Get Your Car or Truck Ready for Winter



Slush. Ice. Snow. Bitterly cold weather. If you live in northern Europe. much of the States or CanIce and Snowada, they are just a part of winter reality.

Chances are,you're prepared for winter. You've got your warm jacket, boots, gloves, scarf and hat.

But what about your vehicle?  Without the proper preparation, the cold temperatures can be tough on the vehicle and dangerous for the driver.

Winterizing your vehicle with the help of a mechanic and having the right equipment on hand can help ensure your car or truck runs smoothly all winter long.

Where you live will have an impact on how you prepare your vehicle for winter. For example, if you live in upstate New York or any of the states along the eastern seaboard, you'll need to worry about driving in snow.

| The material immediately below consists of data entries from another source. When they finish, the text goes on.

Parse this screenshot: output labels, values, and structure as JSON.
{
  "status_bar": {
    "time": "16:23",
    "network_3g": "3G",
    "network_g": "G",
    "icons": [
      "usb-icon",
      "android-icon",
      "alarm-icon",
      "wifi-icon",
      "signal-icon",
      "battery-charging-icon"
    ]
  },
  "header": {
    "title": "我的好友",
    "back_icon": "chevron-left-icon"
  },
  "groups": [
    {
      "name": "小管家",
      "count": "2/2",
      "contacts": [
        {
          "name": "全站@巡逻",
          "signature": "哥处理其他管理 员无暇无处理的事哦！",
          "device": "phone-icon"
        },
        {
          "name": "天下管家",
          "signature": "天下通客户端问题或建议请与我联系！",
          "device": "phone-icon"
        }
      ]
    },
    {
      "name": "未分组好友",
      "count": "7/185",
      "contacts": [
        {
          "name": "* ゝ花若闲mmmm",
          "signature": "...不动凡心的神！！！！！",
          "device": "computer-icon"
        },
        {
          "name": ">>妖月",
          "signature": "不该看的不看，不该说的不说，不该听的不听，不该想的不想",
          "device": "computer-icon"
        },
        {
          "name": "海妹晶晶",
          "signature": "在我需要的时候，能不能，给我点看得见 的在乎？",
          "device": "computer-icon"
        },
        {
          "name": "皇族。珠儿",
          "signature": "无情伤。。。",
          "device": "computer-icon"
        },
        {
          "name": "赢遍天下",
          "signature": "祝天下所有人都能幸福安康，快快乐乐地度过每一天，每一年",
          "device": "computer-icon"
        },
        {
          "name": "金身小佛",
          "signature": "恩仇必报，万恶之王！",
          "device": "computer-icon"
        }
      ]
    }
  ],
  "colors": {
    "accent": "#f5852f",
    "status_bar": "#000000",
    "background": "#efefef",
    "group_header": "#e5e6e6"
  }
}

If you live in central Alaska, where the temperature can drop down to minus 50, you'll need to ensure your car can get going, and keep moving.

Having your car or truck professionally winterized gives you peace of mind, and can help discover minor issues with your vehicle before they turn into major and expensive problems.

Even if you live in a mild climate, spring and fall are good times to mark for regular service and maintenance.



A Winter Checklist for Your Car Or Truck



1. Check your battery. It takes a lot of wear and tear over the winter. Make sure the posts are free from corrosion. If your battery is more than four years old, have your mechanic test it to make sure it will hold a charge. In very cold climates, consider buying a battery blanket. As the name suggests, it wraps around the battery and is plugged in to provide heat.

2. Check the brakes. A good braking system is critical to winter driving safety and icy conditions will put your brakes to the test.

3. Make sure you can see clearly. You'll be driving in darkness more often and snowfall limits visibility. Install windshield wipers that are specially designed for use in ice and snow. They are inexpensive and one of the best winter investments you'll make. Make sure your windshield washer fluid is designed for cold weather. This is a good time to have small chips in your windshield repaired.

4. Check the belts and hoses. Cold weather makes rubber and plastic rigid and more prone to cracking, so have them checked for wear and tear. Don't assume your belts and hoses are in good shape just because you have a newer model of car or truck.

5. Check your tire pressure. As a rule, tire pressure will drop in the cold. It's important to keep your tires properly inflated in order to get proper traction in wet, snowy and icy conditions.

6. Make sure you have the right tires. If you get a lot of snow, particularly in hilly areas, chances are you'll need snow tires. No matter what type of tires you have, check the tread. If your tires are worn, chances are you will spend more time sliding than stopping.

7. Check your extension cord. If you plug in your vehicle to power your oil pan heater and battery blanket, make sure your extension cord is not worn or frayed. Choose a heavy duty cord designed for use in winter conditions. There are models available that are designed to remain pliable in extreme cold.

8. Consider installing an in-car heater.  Like the battery blanket, and oil pan heater, the in-car heater is plugged into your extension cord. It delivers just enough heat to prevent the seats from turning into hard frozen slabs when it's very cold. They don't use a lot of electricity and should cut down on the amount of time you spend idling the car to warm up the interior.

9. Use the right oil. In cold temperatures, oil can become thicker and may not move properly throughout the engine. Check with your owner's manual or your mechanic to determine the best type of oil to use in the winter.

10.Don't forget the little things. Make sure you have a good quality snow brush and scraper. Replace them yearly.

A Final Tip

Always have a safety kit in your vehicle when you travel in the winter. You csurvial kitan bWinter survival kituy a pre-made kit through Amazon by clicking on this highlighted link or put together one yourself.

Your kit should include:

Booster cables



Sturdy nylon tow rope

First Aid Kit

Spare windshield wipers

Bag of sand or kitty litter (provides traction on ice)

Tool kit

Tire chains


Spare set of warm clothes

Windshield washer fluid

Food and water

Waterproof matches

Keep your gas tank full and your cell phone fully charged when you are driving in winter conditions.

Having a complete winter survival kit for your vehicle and knowing how to use it's contents means you are in a position to help yourself and others on the road this winter.